Subject: Re: [xsl] metrics for evaluating xsl-t?|
From: "bryan rasmussen" <rasmussen.bryan@xxxxxxxxx>
Date: Thu, 24 Aug 2006 09:29:29 +0200
>Think of XSLT as a specification language. Does anyone ever >quantify/estimate the resources required to maintain office documents?
I think accountants do that. This is what allowed the Danish government to estimate how much money would be saved by moving from paper based invoices to UBL.
>Seriously, this idea of metrics is fraught with the risk of illogical derivations.
Sure, but that does not necessarily mean that any searching after metrics must inevitably lead to illogical derivations.
First, the bulk of the effort is in understanding the problem (see above). People who don't understand it are doomed to keep solving it. How do you quantify business analysis? Are there metrics for meetings?
There may well be. There have been various research efforts done to understand the cost and effect of meetings on modern business.
Second, the kinds of hands-off managers who ask these sorts of questions are usually the same ones who solve the same problems over & over. Usually, their measure is 'completion' of a project regardless of whether it solves the *business* problem or not. Metrics should be *business* metrics not of lines of code, e.g. what does it matter how many loc are used if a one-off automation P saves N people X hours per day?
I at any rate don't believe in lines of code metrics. But I am willing to consider types of syntax metrics, and to raise warnings to look at the code - look at, not disallow out of hand.
In addition, good programmers will often *not* maintain poor code, they will more likely throw it away and start over, i.e. see #1 and #2.
I agree with everything you said in point 3 and 4 up to here. I agree with this point too, but I have heard people complain often that developers tend to throw away and rewrite XSL-T way too much for it just to be good/bad code problems. I am not sure I agree with that observation, but it could be.

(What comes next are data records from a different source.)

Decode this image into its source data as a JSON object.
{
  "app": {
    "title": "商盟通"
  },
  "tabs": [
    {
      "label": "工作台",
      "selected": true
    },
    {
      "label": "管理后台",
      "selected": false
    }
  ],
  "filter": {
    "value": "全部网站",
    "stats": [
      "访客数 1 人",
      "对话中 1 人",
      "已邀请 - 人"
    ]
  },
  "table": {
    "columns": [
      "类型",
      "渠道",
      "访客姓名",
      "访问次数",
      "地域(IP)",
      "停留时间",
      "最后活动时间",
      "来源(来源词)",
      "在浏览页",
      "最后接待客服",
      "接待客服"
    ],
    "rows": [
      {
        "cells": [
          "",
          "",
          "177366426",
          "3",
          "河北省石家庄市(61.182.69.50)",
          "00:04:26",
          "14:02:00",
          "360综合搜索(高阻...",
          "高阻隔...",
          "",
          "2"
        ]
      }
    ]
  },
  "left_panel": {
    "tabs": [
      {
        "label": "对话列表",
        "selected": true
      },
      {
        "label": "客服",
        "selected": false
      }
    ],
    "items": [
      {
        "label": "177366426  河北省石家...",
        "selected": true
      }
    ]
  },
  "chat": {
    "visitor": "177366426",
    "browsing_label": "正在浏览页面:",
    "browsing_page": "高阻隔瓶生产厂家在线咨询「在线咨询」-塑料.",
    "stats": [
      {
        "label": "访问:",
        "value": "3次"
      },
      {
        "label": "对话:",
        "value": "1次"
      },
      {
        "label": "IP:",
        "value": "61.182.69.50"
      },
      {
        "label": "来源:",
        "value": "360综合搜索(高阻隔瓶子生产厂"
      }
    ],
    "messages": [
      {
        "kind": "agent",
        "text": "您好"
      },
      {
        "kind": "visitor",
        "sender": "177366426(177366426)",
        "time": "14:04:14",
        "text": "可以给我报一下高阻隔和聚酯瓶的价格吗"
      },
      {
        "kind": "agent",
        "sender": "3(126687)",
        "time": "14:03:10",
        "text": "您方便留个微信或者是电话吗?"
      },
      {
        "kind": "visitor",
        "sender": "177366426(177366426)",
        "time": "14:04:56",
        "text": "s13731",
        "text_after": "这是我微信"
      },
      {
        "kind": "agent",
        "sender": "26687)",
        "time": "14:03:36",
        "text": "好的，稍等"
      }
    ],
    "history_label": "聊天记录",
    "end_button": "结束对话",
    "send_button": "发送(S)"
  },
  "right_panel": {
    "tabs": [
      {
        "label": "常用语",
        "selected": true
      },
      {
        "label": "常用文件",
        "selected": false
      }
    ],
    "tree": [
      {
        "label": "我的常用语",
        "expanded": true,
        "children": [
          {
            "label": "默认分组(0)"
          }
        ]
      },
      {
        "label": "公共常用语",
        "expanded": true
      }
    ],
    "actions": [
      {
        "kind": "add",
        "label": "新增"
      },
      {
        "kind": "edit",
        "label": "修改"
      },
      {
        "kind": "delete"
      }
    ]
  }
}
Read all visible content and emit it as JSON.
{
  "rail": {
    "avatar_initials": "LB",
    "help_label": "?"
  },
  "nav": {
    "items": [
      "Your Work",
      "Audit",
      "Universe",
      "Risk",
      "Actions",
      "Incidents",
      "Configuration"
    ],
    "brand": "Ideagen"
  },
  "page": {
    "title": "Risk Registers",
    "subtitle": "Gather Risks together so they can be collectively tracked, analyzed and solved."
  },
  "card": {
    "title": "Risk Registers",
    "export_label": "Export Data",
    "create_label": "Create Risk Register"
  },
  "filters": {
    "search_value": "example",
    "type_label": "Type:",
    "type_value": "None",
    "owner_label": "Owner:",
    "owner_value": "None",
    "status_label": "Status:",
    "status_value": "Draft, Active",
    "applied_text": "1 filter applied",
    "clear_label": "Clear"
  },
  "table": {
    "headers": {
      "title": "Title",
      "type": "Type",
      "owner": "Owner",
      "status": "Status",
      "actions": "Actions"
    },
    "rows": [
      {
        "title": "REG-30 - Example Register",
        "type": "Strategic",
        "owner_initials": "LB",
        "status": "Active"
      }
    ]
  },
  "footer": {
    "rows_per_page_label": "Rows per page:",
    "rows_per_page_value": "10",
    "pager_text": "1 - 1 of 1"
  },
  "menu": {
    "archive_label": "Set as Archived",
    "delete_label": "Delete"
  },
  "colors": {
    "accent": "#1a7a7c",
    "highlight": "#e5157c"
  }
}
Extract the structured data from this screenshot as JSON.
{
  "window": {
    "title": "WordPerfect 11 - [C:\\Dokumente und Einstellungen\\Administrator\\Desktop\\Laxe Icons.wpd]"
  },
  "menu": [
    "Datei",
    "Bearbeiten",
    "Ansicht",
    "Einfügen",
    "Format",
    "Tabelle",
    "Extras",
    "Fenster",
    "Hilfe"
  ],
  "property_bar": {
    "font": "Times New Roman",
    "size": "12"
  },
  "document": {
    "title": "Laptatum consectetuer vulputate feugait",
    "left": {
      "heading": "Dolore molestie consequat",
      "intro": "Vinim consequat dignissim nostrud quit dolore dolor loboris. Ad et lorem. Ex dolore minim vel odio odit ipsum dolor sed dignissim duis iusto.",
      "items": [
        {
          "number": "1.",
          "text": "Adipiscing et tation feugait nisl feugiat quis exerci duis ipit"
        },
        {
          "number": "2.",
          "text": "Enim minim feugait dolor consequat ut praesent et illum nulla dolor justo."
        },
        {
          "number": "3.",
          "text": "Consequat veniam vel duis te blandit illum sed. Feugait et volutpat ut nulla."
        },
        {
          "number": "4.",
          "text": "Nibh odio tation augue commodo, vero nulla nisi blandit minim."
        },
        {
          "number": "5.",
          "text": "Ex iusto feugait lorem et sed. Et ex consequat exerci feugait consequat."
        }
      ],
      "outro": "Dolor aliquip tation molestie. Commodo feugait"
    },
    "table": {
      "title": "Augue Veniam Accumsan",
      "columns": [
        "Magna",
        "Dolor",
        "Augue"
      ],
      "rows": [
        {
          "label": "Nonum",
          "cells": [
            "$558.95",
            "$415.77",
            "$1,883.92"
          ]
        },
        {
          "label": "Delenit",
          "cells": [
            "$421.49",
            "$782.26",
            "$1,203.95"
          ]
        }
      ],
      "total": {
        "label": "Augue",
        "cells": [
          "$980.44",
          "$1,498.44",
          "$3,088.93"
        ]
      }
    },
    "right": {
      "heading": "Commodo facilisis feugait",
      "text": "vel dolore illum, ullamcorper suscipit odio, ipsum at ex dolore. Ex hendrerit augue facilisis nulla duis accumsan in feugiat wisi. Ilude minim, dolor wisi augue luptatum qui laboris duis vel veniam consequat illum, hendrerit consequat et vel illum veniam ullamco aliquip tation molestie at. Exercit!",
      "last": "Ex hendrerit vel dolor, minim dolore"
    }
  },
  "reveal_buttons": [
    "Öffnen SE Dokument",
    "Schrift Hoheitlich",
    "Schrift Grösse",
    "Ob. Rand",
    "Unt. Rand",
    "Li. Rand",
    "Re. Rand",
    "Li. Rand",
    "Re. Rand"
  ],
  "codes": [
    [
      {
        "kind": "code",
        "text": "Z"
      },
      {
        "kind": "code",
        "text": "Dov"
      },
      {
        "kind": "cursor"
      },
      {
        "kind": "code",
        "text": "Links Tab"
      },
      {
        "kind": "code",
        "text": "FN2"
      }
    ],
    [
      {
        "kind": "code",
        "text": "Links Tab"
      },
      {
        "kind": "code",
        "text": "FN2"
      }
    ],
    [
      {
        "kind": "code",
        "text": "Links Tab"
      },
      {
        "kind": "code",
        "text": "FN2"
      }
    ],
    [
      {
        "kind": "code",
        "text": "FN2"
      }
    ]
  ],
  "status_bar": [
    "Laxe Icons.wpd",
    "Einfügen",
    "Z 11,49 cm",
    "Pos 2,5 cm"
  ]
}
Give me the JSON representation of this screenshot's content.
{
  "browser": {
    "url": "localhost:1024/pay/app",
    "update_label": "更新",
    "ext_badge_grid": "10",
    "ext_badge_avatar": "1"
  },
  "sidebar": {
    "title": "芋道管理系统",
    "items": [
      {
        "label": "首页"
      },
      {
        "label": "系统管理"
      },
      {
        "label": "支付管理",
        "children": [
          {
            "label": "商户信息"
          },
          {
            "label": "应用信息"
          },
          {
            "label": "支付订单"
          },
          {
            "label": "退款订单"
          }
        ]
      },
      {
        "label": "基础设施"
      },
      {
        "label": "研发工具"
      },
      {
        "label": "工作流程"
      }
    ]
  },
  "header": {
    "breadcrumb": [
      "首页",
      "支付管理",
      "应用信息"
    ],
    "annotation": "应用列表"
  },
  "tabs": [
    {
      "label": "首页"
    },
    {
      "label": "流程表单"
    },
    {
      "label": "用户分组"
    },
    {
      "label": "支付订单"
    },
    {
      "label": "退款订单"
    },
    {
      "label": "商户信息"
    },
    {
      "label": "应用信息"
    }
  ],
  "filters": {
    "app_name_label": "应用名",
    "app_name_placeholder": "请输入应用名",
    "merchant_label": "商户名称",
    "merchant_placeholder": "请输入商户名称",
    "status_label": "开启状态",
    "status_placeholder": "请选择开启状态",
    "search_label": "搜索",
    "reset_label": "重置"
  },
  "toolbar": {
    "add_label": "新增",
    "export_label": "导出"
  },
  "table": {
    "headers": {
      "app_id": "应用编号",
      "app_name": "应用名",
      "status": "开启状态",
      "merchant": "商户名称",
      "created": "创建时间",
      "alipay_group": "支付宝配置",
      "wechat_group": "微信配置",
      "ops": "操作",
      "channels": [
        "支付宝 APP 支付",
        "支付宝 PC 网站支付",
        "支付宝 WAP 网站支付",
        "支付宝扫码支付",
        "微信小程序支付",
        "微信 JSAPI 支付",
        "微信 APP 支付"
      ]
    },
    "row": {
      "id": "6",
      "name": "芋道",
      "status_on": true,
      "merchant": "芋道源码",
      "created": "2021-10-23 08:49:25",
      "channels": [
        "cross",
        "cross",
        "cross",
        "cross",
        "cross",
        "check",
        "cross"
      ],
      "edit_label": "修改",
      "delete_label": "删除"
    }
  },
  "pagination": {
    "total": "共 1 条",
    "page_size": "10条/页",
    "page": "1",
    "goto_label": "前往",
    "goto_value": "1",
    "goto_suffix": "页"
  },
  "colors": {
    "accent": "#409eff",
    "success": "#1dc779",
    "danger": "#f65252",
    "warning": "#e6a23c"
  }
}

Beware of idiot middle managers who try to hogtie you with artificial metrics which learned at business school. Michael wrote earlier about a project manager confused by the programmers who produced negative lines of code.
I've heard this story elsewhere as well, maybe from Michael some other time. At any rate while it is amusing I think the programmer also sounds something of an ass (unless his behavior was enforced by a CVS or other application from which he had to draw his numbers) - Why?
Well, nobody writes negative lines. What he evidently did was find code that had too many lines, remove those lines, rewrite code with less lines. So he reported his efforts as:
-34 lines +7 lines = 27 lines.
This is really only one of several ways to think of this process. He could just as easily report:
Or even better count all numbers of lines of code that he interacted with as possible:
If he had followed this way he could probably have explained it reasonably well to his project manager. It might have been that the 34 lines deleted should be counted as less work than writing so many lines (although not in my book since to delete you must understand why you should delete) but the point is that while it may be that the project manager was stupid, the programmer also seems like one of those guys who doesn't want to try to communicate (some would say this is the pot calling the kettle black here).
At any rate there are two types of metrics, one is the metrics of how to determine how complex a stylesheet or number of stylesheets is, the other are metrics for determining possible complexity of a transformation task before it is done, especially as it pertains to integrating transformations that must be integrated into a transformation based solution.
Cheers, Bryan Rasmussen
Tony Graham wrote:
>"bryan rasmussen" <rasmussen.bryan@xxxxxxxxx> writes: > > >>The other thing is determining the complexity of the transformation >>task, pertinent to the individual transformation and its place within >>a transformation framework. >> >>With that kind of metric one can then determine the amount of time for >>writing transform etc. >> >> > >I got onto the metric idea from the other end: determining what it >would take to understand and maintain an existing stylesheet if I got >work where there are stylesheets already in use. > > <snip/>
>>of course, as noted, this is different than analysing the complexity >>of an actual transform. >> >> >>don't think there's anything like that. Although Sean McGrath had a >>blog post once about the true cost of XML, cost includes the number of >>namespaces to be understood etc. >> >>I think we all have a builtin metric for saying how complex we feel a >>particular transform likely will be. >> >> > >I'd like a simple measure of how complex a particular transform was. > >For the record, I got started on the XSLT metric idea after reading >about Rick Jelliffe's XML complexity metric: > >http://www.oreillynet.com/xml/blog/2006/05/metrics_for_xml_projects_5_str_1.html > >The future conference paper that I'd like to see (and present) is the >one with lots of manager-friendly graphs relating schema complexity >and XSLT complexity from a survey of real projects. If that existed, >it would be easier to explain to your manager why a new stylesheet for >a new, complex schema could take longer than a week to write. > >Regards, > > >Tony.